While certainly being far more open minded than many Victorians, she is still a product of her age. Her conviction of British superiority in most everything is third, only behind her own self-confidence and her belief that Emerson is the “greatest Egyptologist of this or any age.”
Amelia's age is initially given as 32 in Crocodile on the Sandbank, set in 1884. In a 1994 article, Elizabeth Peters discussed the obstacle this presented:
"If I had intended Crocodile to be the first in a series, I probably wouldn't have been as specific about dates. Not only did Amelia inform the reader of her age (curse her!), but historical events mentioned in the book tied it to a particular year. As the series continued, there was no way I could get around this, or fudge the date of Ramses' birth, or keep him and his parents from aging a year every twelve months."
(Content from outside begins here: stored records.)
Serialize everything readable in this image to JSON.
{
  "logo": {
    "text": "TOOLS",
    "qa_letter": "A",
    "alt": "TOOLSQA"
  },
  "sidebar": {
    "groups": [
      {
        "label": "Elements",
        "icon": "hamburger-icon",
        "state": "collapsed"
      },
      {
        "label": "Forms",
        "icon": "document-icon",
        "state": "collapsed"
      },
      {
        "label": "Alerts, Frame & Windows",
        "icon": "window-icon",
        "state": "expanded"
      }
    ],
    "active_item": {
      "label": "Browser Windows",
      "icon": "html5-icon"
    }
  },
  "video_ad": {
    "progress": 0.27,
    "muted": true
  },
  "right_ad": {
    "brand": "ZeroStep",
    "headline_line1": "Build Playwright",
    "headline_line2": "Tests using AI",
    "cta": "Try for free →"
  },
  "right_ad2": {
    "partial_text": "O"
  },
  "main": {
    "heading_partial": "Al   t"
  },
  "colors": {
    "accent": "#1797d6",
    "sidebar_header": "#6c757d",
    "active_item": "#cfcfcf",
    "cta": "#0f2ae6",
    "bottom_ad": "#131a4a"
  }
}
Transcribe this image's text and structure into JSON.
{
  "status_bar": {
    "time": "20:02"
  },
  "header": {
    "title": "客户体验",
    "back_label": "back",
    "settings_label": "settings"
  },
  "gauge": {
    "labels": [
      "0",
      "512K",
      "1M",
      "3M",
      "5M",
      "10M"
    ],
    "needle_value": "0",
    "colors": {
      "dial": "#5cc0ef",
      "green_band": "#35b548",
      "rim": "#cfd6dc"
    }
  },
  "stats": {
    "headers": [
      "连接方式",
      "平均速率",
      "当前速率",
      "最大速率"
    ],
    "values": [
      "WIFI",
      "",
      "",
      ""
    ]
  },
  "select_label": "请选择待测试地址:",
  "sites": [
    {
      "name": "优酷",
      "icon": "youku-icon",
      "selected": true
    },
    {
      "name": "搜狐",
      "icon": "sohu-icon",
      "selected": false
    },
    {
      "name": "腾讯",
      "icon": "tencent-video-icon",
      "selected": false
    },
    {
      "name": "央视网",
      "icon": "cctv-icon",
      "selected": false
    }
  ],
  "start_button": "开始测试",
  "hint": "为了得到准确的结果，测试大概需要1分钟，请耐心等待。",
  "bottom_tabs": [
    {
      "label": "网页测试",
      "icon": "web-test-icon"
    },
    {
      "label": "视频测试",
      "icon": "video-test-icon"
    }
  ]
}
According to this timeline, Amelia would be seventy years old in the eighteenth book, Tomb of the Golden Bird, set in 1922-23. In The Hippopotamus Pool, however, the Introduction contains what is supposed to be an excerpt from "The National Autobiographical Dictionary (45th edition)", in which Amelia herself states that she was her late twenties at the time of her first visit to Egypt. The statement is footnoted, and the footnote provides specific instructions not to question the discrepancy (pp. xii and xvi.).
In Seeing a Large Cat, Emerson's age at the time they married is given as 29, making him three years younger than his wife.
The latest chronological mention of Amelia is in the compendium Amelia Peabody's Egypt: A Compendium, which mentions her taking a souvenir from her visit to Egypt in 1939, as war is looming and she was uncertain that she would ever return. Her age is given as 87, which would be correct according to the original timeline.
In an interview with Diane Rehm, Peters discussed the correct pronunciation of "Peabody," which she had intended to be pronounced "PEA-buh-dee" (piːbʌdi) in the style of upper class English and New England society, not "pea-BOD-i" (piːbaːdiː). By contrast, in the audio versions of the books—including those recorded by voice actress Barbara Rosenblat, whom Peters has praised for her accurate pronunciation—Amelia's surname is pronounced "pea-BOD-i."
The difference in nationality between the Emersons and their creator is sometimes revealed through the use of American terms like "railroad", spelling differences, etc.
- "Series Characters: Love 'em or Leave 'em," by Elizabeth Peters, The Writer (v. 107, No. 4, p. 9 - April 1994)
- "Tuesday, May 29, 2001 | The Diane Rehm Show from WAMU and NPR". Wamu.org. 2001-05-29. Retrieved 2012-03-09.